▶ _PROBLEM TO WORK ON_
The copy has to match the data exactly and leave out every picture.
────────────────
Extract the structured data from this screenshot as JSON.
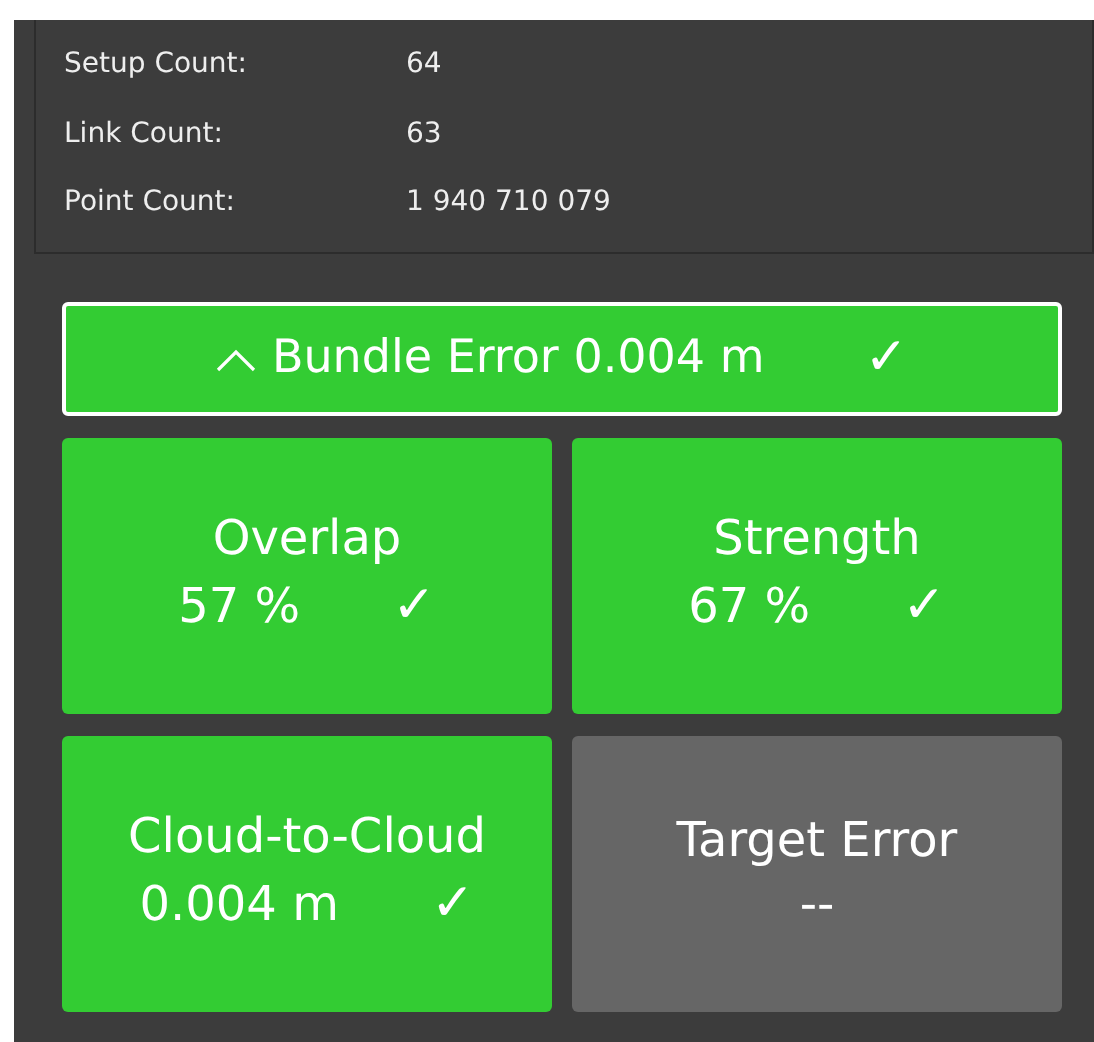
{
  "stats": [
    {
      "label": "Setup Count:",
      "value": "64"
    },
    {
      "label": "Link Count:",
      "value": "63"
    },
    {
      "label": "Point Count:",
      "value": "1 940 710 079"
    }
  ],
  "bundle": {
    "label": "Bundle Error 0.004 m",
    "expanded": true,
    "color": "#33cc33",
    "check": "✓"
  },
  "tiles": [
    {
      "title": "Overlap",
      "value": "57 %",
      "color": "#33cc33",
      "check": "✓"
    },
    {
      "title": "Strength",
      "value": "67 %",
      "color": "#33cc33",
      "check": "✓"
    },
    {
      "title": "Cloud-to-Cloud",
      "value": "0.004 m",
      "color": "#33cc33",
      "check": "✓"
    },
    {
      "title": "Target Error",
      "value": "--",
      "color": "#666666"
    }
  ]
}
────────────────
▶ _THE ANSWER_
Extract the structured data from this screenshot as JSON.
{
  "stats": [
    {
      "label": "Setup Count:",
      "value": "64"
    },
    {
      "label": "Link Count:",
      "value": "63"
    },
    {
      "label": "Point Count:",
      "value": "1 940 710 079"
    }
  ],
  "bundle": {
    "label": "Bundle Error 0.004 m",
    "expanded": true,
    "color": "#33cc33",
    "check": "✓"
  },
  "tiles": [
    {
      "title": "Overlap",
      "value": "57 %",
      "color": "#33cc33",
      "check": "✓"
    },
    {
      "title": "Strength",
      "value": "67 %",
      "color": "#33cc33",
      "check": "✓"
    },
    {
      "title": "Cloud-to-Cloud",
      "value": "0.004 m",
      "color": "#33cc33",
      "check": "✓"
    },
    {
      "title": "Target Error",
      "value": "--",
      "color": "#666666"
    }
  ]
}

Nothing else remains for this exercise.